I was particularly taken by the story of Toni Smith-Thompson, a Black basketball player at a small New York college who began turning her back during the anthem in 2003. It went unnoticed until a game against the proto-military US Merchant Marine Academy, where somebody had gotten word of her protests, and the game sold out. A Division III women’s basketball game. (I had briefly attended that school a few years before, and I promise you that women’s sports were not big crowd draws.) The midshipmen yelled things like “Go back to Iraq, you bitch . . . curses and all kinds of other slurs. And they weren’t really just directed at me, either. The slurs were aimed at the entire team.” (I can also promise you this would have been exactly a thing those students might do.) Unsurprisingly, she received death threats for weeks, and eventually left the team: “I didn’t want to do basketball anymore as a professional or other serious endeavor . . . A lot of it was really tainted for me.”
Keep in mind that this young lady was opposing a war that almost anyone not named Bush, Cheney, or Rumsfeld’s burning ghost now considers to be a tragic, colossal mistake.
Less politically charged, but certainly depressing, is the issue of athletes who behave cruelly and sometimes criminally towards women, such as Yankees reliever Aroldis Chapman. At the time of the Chapman signing, Tanya Bondurant (then Anderson) was running SB’s Yankees site, Pinstripe Alley (they’ve always had good writers over there), and became so frustrated she pledged to donate $1 for every strikeout Chapman recorded to an anti-domestic violence foundation.

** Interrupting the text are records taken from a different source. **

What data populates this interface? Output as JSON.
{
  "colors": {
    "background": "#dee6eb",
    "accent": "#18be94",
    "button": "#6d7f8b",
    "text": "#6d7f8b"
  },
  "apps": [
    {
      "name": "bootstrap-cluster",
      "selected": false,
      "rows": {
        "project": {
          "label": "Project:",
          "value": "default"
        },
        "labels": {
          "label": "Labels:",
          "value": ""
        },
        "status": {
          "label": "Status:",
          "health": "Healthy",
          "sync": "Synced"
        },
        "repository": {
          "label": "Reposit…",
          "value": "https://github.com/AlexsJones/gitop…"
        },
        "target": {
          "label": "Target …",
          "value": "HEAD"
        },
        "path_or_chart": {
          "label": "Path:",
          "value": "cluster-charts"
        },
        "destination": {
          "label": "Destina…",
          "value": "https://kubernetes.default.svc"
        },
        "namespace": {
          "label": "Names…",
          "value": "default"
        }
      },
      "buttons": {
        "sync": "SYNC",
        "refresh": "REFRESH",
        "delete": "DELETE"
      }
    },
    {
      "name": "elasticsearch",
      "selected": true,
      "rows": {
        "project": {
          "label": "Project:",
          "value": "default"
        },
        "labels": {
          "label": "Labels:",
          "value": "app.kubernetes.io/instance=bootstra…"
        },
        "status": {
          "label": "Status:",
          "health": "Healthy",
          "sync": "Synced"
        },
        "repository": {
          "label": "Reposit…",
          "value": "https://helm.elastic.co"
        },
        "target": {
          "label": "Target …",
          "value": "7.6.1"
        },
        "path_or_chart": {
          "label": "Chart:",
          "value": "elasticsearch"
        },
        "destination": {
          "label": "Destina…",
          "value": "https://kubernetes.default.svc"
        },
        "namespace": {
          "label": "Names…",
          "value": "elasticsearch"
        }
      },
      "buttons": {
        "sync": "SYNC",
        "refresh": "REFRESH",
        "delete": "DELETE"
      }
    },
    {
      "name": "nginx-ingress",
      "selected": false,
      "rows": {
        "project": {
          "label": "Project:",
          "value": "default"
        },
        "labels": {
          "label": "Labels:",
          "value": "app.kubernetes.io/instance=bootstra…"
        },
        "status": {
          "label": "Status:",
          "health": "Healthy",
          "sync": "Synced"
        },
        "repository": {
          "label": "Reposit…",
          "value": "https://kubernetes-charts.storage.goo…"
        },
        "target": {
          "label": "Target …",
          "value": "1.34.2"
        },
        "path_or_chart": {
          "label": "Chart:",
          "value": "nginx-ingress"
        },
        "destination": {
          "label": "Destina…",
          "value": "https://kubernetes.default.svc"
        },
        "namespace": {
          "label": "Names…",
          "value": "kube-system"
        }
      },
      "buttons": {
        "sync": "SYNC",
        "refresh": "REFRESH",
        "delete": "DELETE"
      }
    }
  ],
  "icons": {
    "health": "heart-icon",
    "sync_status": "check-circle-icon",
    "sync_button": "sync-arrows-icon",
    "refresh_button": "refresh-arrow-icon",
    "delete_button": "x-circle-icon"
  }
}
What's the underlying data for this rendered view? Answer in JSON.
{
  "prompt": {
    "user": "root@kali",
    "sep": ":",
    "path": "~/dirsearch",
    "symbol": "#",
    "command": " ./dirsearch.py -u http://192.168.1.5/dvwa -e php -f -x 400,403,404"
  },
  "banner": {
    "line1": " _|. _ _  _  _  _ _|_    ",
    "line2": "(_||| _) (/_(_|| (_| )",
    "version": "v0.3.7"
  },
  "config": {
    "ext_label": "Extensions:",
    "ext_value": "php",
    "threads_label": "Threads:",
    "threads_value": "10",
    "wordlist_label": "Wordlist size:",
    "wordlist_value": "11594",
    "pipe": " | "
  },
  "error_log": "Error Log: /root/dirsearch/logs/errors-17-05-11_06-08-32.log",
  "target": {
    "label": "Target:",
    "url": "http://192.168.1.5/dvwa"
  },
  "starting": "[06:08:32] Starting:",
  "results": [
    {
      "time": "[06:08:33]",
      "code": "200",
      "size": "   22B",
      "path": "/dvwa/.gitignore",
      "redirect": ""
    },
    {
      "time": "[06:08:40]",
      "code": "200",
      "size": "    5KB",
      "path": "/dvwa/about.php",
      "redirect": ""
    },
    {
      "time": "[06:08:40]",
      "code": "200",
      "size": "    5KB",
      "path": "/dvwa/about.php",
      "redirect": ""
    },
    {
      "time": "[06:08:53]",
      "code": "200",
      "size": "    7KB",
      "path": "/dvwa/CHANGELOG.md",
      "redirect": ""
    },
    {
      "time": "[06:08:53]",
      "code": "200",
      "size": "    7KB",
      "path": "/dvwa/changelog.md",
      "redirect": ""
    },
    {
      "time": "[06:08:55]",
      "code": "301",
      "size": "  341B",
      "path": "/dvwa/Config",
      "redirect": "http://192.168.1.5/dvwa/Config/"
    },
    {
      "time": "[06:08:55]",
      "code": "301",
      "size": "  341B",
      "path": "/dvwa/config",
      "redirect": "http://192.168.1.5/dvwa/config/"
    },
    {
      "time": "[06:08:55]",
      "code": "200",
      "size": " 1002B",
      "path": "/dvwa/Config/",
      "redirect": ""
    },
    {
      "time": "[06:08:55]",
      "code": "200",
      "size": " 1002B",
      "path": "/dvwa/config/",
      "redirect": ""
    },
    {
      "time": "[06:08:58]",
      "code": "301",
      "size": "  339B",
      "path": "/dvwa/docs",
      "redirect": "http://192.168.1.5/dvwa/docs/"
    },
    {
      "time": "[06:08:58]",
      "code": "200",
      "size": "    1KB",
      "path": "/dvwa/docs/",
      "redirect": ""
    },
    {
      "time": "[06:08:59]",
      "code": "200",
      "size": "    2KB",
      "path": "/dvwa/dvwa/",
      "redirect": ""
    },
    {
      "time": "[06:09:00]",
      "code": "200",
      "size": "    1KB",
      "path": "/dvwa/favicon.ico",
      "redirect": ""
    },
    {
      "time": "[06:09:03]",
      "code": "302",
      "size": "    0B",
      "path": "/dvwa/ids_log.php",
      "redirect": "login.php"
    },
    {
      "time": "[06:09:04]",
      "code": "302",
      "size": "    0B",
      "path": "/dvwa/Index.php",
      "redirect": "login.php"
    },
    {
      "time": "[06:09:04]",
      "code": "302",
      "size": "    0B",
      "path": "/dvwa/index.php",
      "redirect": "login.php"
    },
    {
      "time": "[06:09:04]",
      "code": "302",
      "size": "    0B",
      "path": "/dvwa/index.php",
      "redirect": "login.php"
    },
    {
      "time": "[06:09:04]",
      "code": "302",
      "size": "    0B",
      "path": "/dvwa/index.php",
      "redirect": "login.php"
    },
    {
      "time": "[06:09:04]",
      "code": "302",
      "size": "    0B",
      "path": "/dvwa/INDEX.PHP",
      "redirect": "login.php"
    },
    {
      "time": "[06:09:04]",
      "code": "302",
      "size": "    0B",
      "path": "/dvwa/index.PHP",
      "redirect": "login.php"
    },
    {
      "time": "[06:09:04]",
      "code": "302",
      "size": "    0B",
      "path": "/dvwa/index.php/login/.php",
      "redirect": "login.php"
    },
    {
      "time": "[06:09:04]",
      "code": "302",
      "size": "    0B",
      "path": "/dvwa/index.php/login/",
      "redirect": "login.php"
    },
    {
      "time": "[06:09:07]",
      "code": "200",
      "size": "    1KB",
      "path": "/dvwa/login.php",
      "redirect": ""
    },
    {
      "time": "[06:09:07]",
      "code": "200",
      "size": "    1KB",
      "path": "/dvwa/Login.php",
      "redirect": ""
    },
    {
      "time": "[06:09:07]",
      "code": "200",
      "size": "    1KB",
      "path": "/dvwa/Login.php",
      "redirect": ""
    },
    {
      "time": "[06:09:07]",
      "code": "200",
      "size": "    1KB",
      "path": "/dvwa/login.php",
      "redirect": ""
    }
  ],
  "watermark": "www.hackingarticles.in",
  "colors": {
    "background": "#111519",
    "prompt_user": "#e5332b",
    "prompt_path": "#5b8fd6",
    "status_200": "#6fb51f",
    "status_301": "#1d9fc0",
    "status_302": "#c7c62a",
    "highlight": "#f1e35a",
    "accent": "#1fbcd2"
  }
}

Interviewed by this book’s authors, Bondurant says :
“I think that if you are a woman, particularly a woman who writes about sports . . . you get threatened, you have people say just these horrible, awful things that they would never say to males writing about sports. So I think that it’s a definite difference when you’re a woman and you see this problem that we have in society with domestic violence and trying to mesh that with, “But I also like sports, and I want to like sports care-free. But we can’t do that.”
Ultimately, I think this is a book most TwinkieTowners would find interesting. Most would probably disagree with one or more chapters. (I strongly disagreed with one defending baseball’s lack of a salary cap.) I learned more from it than I disagreed with it, and that’s always a good thing in a book.
Plus, who can’t love this quote about sports stadiums: “why do we subsidize one person’s entertainment and not another’s ... “Film buffs don’t get tapped to finance new movie theaters.”